▸ TO DO: Without the images, write out all of the following entries exactly.

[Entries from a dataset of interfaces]
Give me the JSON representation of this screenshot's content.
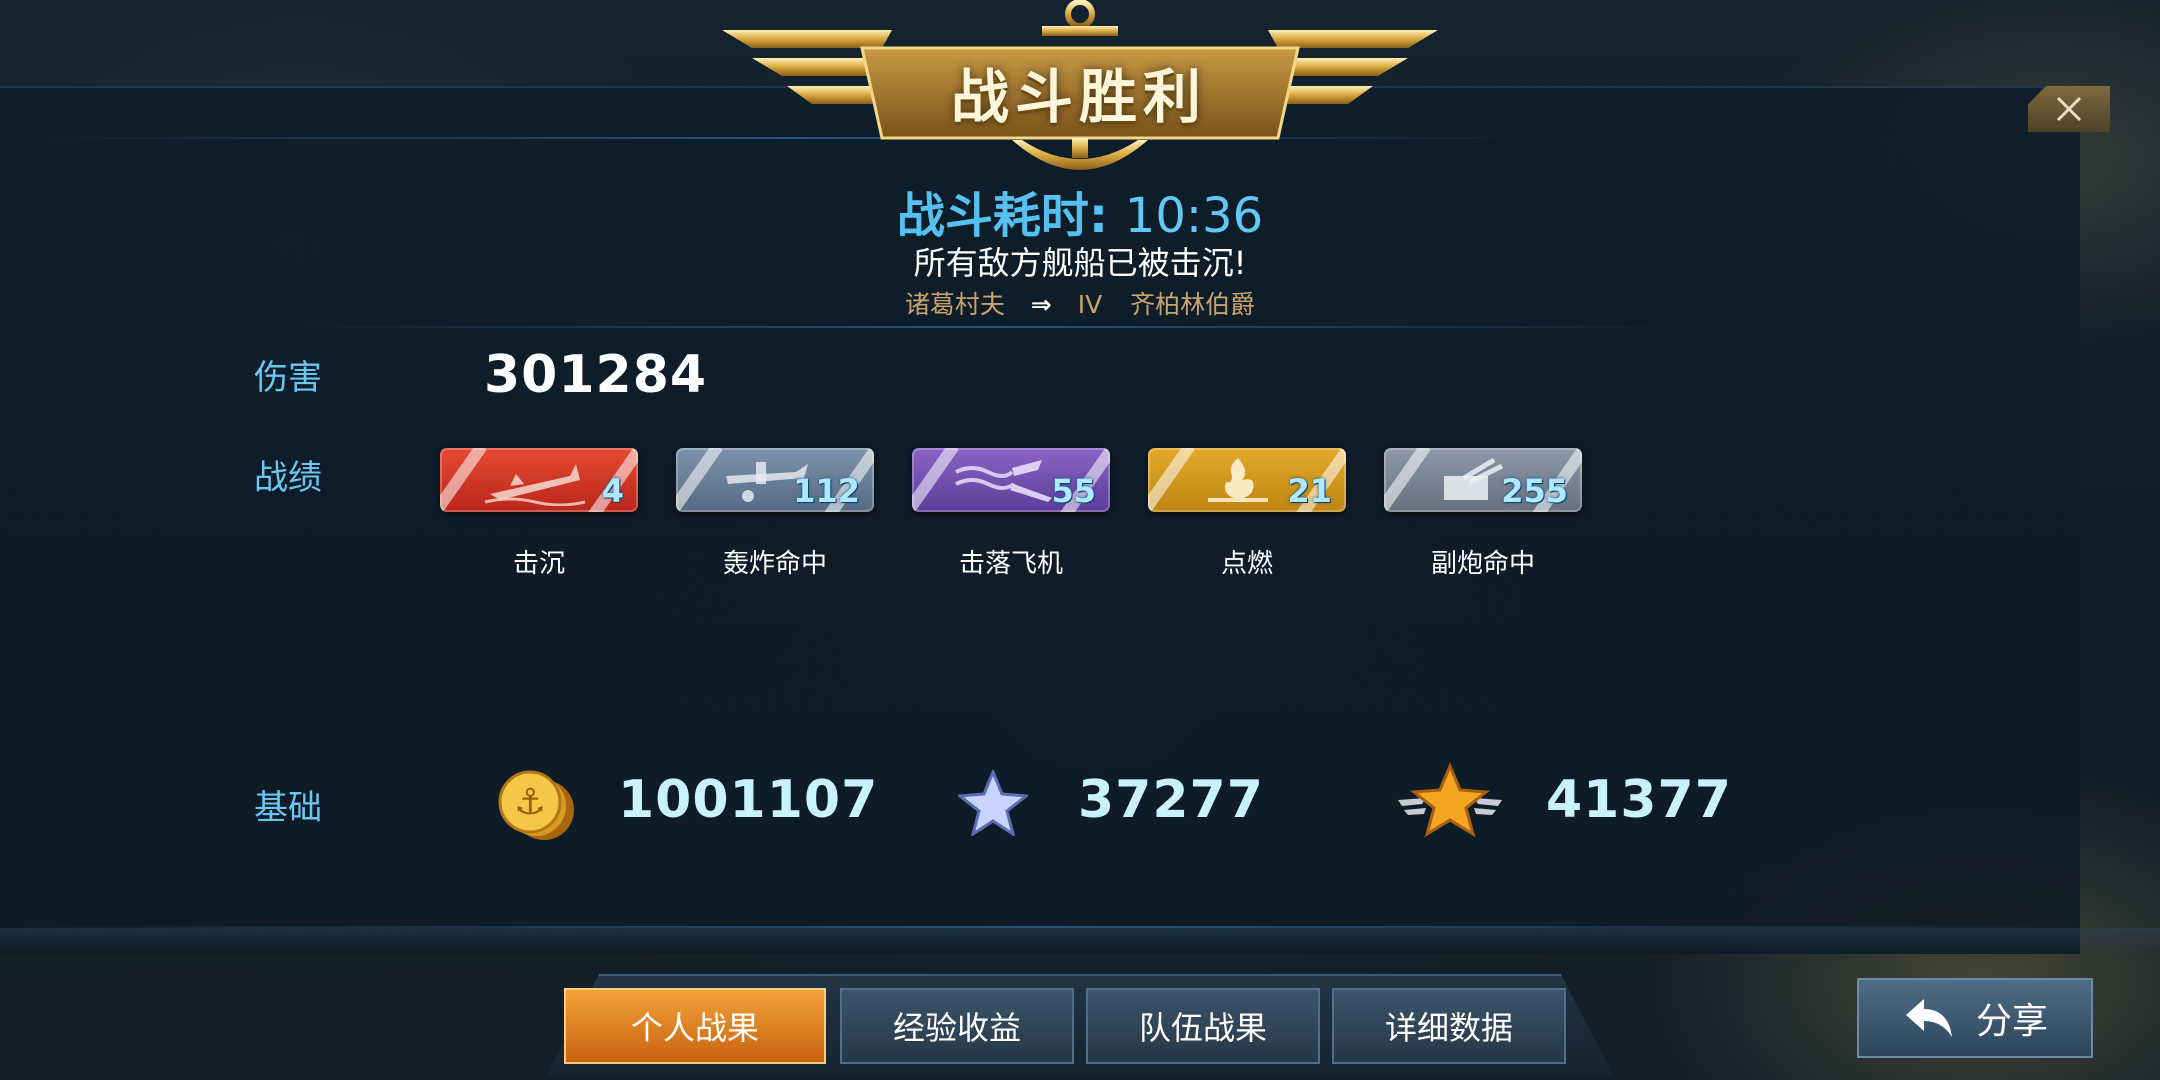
{
  "header": {
    "title": "战斗胜利",
    "battle_time_label": "战斗耗时:",
    "battle_time_value": "10:36",
    "result_message": "所有敌方舰船已被击沉!",
    "commander": "诸葛村夫",
    "ship_tier": "IV",
    "ship_name": "齐柏林伯爵"
  },
  "damage": {
    "label": "伤害",
    "value": "301284"
  },
  "achievements": {
    "label": "战绩",
    "items": [
      {
        "label": "击沉",
        "value": "4",
        "color": "#d7392a",
        "icon": "sinking-ship-icon"
      },
      {
        "label": "轰炸命中",
        "value": "112",
        "color": "#6a8098",
        "icon": "bomber-icon"
      },
      {
        "label": "击落飞机",
        "value": "55",
        "color": "#7550b0",
        "icon": "plane-shot-down-icon"
      },
      {
        "label": "点燃",
        "value": "21",
        "color": "#d4991f",
        "icon": "fire-icon"
      },
      {
        "label": "副炮命中",
        "value": "255",
        "color": "#7a8696",
        "icon": "secondary-gun-icon"
      }
    ]
  },
  "base": {
    "label": "基础",
    "credits": "1001107",
    "ship_xp": "37277",
    "commander_xp": "41377"
  },
  "tabs": [
    {
      "label": "个人战果",
      "active": true
    },
    {
      "label": "经验收益",
      "active": false
    },
    {
      "label": "队伍战果",
      "active": false
    },
    {
      "label": "详细数据",
      "active": false
    }
  ],
  "share": {
    "label": "分享"
  },
  "colors": {
    "accent_blue": "#54c1f0",
    "gold": "#e2aa2a",
    "active_tab": "#e8882a"
  }
}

▸ OUTPUT FOR THIS TASK:
Give me the JSON representation of this screenshot's content.
{
  "header": {
    "title": "战斗胜利",
    "battle_time_label": "战斗耗时:",
    "battle_time_value": "10:36",
    "result_message": "所有敌方舰船已被击沉!",
    "commander": "诸葛村夫",
    "ship_tier": "IV",
    "ship_name": "齐柏林伯爵"
  },
  "damage": {
    "label": "伤害",
    "value": "301284"
  },
  "achievements": {
    "label": "战绩",
    "items": [
      {
        "label": "击沉",
        "value": "4",
        "color": "#d7392a",
        "icon": "sinking-ship-icon"
      },
      {
        "label": "轰炸命中",
        "value": "112",
        "color": "#6a8098",
        "icon": "bomber-icon"
      },
      {
        "label": "击落飞机",
        "value": "55",
        "color": "#7550b0",
        "icon": "plane-shot-down-icon"
      },
      {
        "label": "点燃",
        "value": "21",
        "color": "#d4991f",
        "icon": "fire-icon"
      },
      {
        "label": "副炮命中",
        "value": "255",
        "color": "#7a8696",
        "icon": "secondary-gun-icon"
      }
    ]
  },
  "base": {
    "label": "基础",
    "credits": "1001107",
    "ship_xp": "37277",
    "commander_xp": "41377"
  },
  "tabs": [
    {
      "label": "个人战果",
      "active": true
    },
    {
      "label": "经验收益",
      "active": false
    },
    {
      "label": "队伍战果",
      "active": false
    },
    {
      "label": "详细数据",
      "active": false
    }
  ],
  "share": {
    "label": "分享"
  },
  "colors": {
    "accent_blue": "#54c1f0",
    "gold": "#e2aa2a",
    "active_tab": "#e8882a"
  }
}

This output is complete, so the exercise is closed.